- [How to complete this task]:
Give back the records below exactly, omitting the pictures.

- [Source information]:
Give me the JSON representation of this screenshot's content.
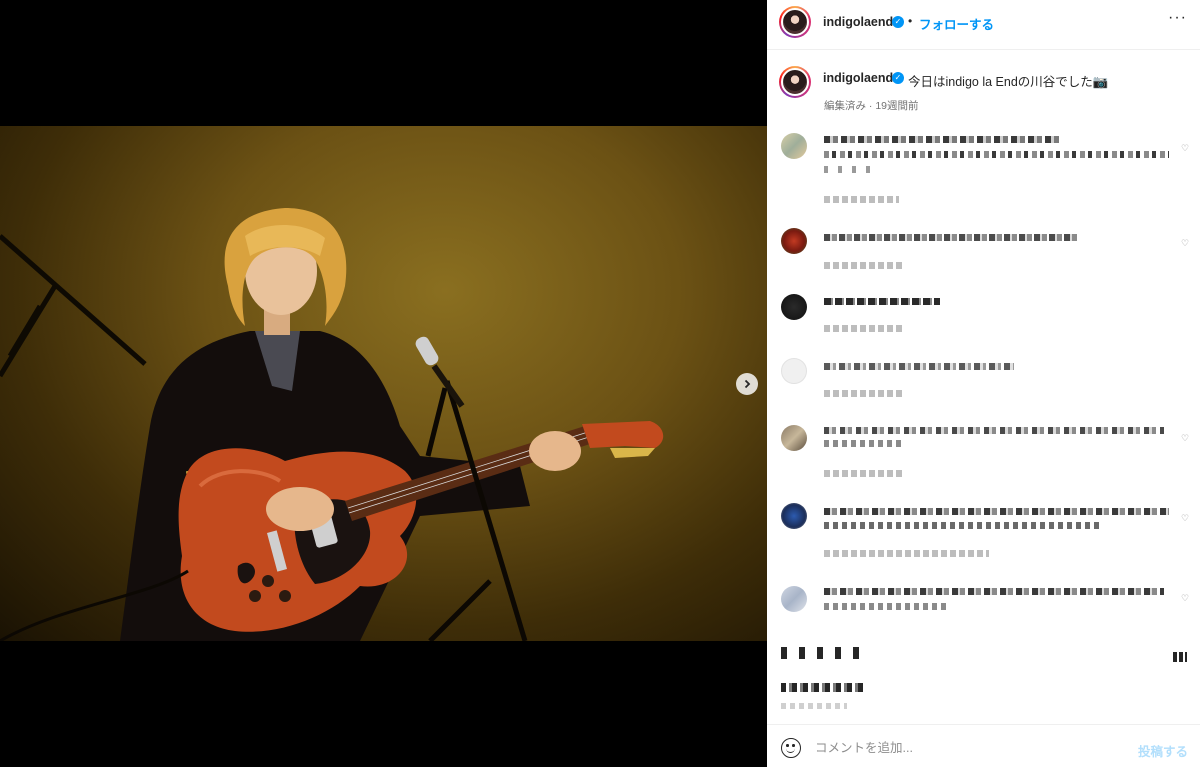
{
  "post": {
    "username": "indigolaend",
    "verified_mark": "✓",
    "separator": "•",
    "follow_label": "フォローする",
    "more_icon": "more-horizontal-icon"
  },
  "caption": {
    "username": "indigolaend",
    "text": "今日はindigo la Endの川谷でした📷",
    "meta": "編集済み · 19週間前"
  },
  "carousel": {
    "next_icon": "chevron-right-icon",
    "slide_count": 2,
    "active_slide": 1
  },
  "composer": {
    "emoji_icon": "emoji-smile-icon",
    "placeholder": "コメントを追加...",
    "post_label": "投稿する"
  },
  "colors": {
    "accent": "#0095f6",
    "post_disabled": "#b2dffc",
    "stage_light": "#8a6f20"
  }
}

- [Response to the task]:
Give me the JSON representation of this screenshot's content.
{
  "post": {
    "username": "indigolaend",
    "verified_mark": "✓",
    "separator": "•",
    "follow_label": "フォローする",
    "more_icon": "more-horizontal-icon"
  },
  "caption": {
    "username": "indigolaend",
    "text": "今日はindigo la Endの川谷でした📷",
    "meta": "編集済み · 19週間前"
  },
  "carousel": {
    "next_icon": "chevron-right-icon",
    "slide_count": 2,
    "active_slide": 1
  },
  "composer": {
    "emoji_icon": "emoji-smile-icon",
    "placeholder": "コメントを追加...",
    "post_label": "投稿する"
  },
  "colors": {
    "accent": "#0095f6",
    "post_disabled": "#b2dffc",
    "stage_light": "#8a6f20"
  }
}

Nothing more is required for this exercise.